Students found the same chairs and desks, when possible. Their classroom walls were painted the same colors and hung with the same pictures. Other details, such as the location of bookshelves and cubby holes, were replicated as much as possible.
Newtown school Superintendent Janet Robinson said the school has been transformed into a "cheerful" place for the students. She said mental health counselors continue to be available for anyone who needs them.
Caron, 32, said her son knows what happened and has undergone counseling. She said her 5-year-old daughter, Paige, attends afternoon kindergarten at the school and has been dealing with nightmares about "snakes and bears and coyotes."
"She wasn't at school that day but was with me when we went to look for William at the firehouse," Caron said. "Unfortunately, she heard more about it than I wish she did."
Intellectually, Caron said, she knows her children will be very safe at their new school.
"But, emotionally," she said. "It's very hard to turn off the little 'What if?' that kind of hangs on and says, 'Well, you know what, December 14th started out as a normal day, too."

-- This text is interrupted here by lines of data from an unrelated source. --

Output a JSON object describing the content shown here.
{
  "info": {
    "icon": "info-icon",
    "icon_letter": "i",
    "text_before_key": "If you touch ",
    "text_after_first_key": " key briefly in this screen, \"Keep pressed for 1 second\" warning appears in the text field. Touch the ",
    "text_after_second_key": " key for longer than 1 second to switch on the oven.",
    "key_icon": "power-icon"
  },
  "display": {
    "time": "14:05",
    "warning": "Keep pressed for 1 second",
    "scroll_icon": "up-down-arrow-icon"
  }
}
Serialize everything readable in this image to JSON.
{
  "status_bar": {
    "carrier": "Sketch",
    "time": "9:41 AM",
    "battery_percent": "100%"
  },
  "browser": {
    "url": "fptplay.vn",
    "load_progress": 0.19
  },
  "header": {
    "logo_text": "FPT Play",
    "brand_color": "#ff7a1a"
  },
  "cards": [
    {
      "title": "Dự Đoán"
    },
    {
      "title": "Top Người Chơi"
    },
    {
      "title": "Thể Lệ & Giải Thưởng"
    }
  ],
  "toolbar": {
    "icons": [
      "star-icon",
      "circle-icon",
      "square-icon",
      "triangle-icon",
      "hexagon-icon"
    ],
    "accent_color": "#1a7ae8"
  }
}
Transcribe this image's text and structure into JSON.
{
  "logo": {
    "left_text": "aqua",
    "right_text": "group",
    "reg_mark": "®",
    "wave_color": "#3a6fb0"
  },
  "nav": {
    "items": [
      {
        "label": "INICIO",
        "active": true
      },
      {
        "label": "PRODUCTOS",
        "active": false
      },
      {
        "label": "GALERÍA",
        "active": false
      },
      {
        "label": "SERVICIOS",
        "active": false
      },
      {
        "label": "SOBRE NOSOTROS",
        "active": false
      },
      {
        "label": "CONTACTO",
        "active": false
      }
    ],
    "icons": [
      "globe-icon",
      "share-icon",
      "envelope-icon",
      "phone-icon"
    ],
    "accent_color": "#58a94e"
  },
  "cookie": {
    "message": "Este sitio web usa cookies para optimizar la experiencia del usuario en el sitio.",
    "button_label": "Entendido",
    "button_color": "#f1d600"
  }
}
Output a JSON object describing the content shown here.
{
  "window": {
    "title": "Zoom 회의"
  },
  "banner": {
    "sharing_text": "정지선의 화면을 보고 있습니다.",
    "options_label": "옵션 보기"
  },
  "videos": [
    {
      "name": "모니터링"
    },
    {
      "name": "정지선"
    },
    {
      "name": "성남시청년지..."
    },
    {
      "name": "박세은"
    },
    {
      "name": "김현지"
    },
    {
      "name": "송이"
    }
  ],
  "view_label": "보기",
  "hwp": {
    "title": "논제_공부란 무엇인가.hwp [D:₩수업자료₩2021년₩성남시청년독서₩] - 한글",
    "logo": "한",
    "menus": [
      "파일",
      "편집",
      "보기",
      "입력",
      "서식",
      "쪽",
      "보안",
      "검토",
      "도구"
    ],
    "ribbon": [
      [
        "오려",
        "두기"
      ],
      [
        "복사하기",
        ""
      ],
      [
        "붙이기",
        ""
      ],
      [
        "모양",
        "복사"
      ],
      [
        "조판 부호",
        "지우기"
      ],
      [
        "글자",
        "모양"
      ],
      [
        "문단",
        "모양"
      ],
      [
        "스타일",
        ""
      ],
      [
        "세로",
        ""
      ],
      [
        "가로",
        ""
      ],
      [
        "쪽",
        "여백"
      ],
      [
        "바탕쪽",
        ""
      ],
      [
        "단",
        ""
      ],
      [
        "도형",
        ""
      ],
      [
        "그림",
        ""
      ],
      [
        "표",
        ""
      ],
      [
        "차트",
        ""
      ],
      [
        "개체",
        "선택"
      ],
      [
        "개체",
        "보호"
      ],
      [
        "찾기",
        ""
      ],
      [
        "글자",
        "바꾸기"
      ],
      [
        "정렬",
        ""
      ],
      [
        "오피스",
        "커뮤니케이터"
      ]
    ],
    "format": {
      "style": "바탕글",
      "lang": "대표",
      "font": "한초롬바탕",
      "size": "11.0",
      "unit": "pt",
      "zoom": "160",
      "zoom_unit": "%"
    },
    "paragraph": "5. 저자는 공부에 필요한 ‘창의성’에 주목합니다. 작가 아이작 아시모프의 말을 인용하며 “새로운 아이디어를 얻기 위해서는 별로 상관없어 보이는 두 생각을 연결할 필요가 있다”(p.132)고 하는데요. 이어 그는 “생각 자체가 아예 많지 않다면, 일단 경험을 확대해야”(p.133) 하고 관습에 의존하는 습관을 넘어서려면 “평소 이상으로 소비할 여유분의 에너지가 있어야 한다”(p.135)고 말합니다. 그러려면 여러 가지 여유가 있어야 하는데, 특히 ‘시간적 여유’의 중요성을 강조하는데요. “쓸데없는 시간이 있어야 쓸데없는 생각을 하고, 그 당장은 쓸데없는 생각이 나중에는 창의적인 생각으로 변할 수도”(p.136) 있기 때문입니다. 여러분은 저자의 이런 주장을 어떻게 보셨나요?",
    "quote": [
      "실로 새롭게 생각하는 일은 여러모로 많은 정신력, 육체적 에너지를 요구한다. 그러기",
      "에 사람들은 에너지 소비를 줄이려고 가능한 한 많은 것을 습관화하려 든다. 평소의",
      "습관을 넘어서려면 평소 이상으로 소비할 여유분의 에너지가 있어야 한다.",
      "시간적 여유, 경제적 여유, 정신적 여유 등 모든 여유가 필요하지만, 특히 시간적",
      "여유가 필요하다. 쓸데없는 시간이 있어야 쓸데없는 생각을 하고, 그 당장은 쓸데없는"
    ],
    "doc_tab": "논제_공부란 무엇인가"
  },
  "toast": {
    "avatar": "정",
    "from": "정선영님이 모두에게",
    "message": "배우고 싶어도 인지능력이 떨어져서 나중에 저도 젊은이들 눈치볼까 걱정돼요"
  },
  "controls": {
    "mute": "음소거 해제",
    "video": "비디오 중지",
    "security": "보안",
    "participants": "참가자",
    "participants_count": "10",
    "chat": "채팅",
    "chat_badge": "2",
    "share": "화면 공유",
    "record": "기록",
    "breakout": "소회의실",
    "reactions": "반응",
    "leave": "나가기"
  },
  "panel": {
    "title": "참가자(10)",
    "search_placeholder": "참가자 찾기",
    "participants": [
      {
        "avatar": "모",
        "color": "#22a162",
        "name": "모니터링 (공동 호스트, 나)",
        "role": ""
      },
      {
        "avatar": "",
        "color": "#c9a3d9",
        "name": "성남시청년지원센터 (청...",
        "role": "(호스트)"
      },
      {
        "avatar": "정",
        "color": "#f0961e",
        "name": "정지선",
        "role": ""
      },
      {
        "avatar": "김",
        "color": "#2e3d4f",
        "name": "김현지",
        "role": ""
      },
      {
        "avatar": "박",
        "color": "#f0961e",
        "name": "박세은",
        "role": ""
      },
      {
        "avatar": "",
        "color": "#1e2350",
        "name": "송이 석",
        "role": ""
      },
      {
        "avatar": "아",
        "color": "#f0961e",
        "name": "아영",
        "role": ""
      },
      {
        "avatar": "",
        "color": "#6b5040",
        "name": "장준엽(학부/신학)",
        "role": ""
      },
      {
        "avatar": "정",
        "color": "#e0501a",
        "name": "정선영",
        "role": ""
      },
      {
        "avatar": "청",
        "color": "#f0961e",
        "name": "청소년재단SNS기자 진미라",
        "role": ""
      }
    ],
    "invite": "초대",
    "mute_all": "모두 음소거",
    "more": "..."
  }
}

So it's going to take a progress like I said before, I mean some of the kids might have nightmares about it. For me I'm just going to keep my things going & try to think postive as it hangs on. Plz leave some encouging comments about the Sandy Hook kids as they head on with thier normal lives in thier new near Newtown, CT.